[EXERCISE AIM]
Once you find a line containing the word "Configurations" in the entries below, copy it.

[PROVIDED DATA]
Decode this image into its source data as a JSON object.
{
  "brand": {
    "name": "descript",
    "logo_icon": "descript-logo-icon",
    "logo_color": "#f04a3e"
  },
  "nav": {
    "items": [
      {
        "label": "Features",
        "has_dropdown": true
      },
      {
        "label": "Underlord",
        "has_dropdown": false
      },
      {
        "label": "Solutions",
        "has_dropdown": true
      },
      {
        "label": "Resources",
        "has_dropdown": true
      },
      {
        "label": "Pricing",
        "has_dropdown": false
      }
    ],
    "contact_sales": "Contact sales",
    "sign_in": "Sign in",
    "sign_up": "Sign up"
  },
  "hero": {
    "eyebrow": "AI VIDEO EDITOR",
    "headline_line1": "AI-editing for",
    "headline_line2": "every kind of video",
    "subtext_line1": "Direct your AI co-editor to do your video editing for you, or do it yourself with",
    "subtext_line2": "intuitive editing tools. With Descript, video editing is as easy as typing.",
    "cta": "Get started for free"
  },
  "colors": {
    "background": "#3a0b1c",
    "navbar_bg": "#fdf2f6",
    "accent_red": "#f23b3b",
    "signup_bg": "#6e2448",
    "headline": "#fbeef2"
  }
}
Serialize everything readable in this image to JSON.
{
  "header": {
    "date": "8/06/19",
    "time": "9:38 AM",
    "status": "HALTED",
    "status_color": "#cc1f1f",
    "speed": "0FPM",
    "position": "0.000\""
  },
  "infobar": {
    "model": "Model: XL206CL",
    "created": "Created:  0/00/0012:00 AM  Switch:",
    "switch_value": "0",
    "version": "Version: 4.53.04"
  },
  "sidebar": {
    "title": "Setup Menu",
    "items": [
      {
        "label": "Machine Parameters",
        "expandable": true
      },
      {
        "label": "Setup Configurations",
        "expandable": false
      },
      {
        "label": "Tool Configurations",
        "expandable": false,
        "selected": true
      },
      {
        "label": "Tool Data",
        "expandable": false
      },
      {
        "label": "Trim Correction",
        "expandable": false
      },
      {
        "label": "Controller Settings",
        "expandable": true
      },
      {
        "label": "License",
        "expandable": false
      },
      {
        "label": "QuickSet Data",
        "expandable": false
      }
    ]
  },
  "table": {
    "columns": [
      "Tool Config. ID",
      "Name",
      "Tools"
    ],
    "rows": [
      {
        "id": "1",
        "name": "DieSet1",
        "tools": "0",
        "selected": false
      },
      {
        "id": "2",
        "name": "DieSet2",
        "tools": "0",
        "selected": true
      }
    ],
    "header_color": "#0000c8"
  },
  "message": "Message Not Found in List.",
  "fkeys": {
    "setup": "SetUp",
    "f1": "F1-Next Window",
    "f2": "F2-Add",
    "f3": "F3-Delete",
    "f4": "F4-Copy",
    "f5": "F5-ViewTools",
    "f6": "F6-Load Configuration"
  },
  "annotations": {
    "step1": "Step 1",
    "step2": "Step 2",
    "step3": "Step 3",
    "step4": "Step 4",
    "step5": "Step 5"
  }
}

[WORKED SOLUTION]
        "label": "Setup Configurations",
        "label": "Tool Configurations",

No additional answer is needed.